'''

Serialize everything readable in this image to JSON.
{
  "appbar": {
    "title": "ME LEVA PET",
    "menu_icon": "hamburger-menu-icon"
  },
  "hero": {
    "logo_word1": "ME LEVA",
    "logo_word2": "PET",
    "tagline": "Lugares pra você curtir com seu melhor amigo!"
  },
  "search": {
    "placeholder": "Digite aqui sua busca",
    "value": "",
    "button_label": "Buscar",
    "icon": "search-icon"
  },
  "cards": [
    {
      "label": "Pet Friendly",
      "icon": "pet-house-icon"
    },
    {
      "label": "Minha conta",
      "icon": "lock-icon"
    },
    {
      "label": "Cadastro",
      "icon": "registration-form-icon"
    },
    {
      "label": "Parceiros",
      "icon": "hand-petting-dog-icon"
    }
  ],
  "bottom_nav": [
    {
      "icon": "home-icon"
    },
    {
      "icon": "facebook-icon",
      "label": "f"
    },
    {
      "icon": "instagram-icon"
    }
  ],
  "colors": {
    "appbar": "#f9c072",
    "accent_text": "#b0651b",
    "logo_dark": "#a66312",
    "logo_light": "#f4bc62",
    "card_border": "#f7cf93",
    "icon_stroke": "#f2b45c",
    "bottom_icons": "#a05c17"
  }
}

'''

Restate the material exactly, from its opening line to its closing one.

• Reply
Serialize everything readable in this image to JSON.
{
  "appbar": {
    "title": "ME LEVA PET",
    "menu_icon": "hamburger-menu-icon"
  },
  "hero": {
    "logo_word1": "ME LEVA",
    "logo_word2": "PET",
    "tagline": "Lugares pra você curtir com seu melhor amigo!"
  },
  "search": {
    "placeholder": "Digite aqui sua busca",
    "value": "",
    "button_label": "Buscar",
    "icon": "search-icon"
  },
  "cards": [
    {
      "label": "Pet Friendly",
      "icon": "pet-house-icon"
    },
    {
      "label": "Minha conta",
      "icon": "lock-icon"
    },
    {
      "label": "Cadastro",
      "icon": "registration-form-icon"
    },
    {
      "label": "Parceiros",
      "icon": "hand-petting-dog-icon"
    }
  ],
  "bottom_nav": [
    {
      "icon": "home-icon"
    },
    {
      "icon": "facebook-icon",
      "label": "f"
    },
    {
      "icon": "instagram-icon"
    }
  ],
  "colors": {
    "appbar": "#f9c072",
    "accent_text": "#b0651b",
    "logo_dark": "#a66312",
    "logo_light": "#f4bc62",
    "card_border": "#f7cf93",
    "icon_stroke": "#f2b45c",
    "bottom_icons": "#a05c17"
  }
}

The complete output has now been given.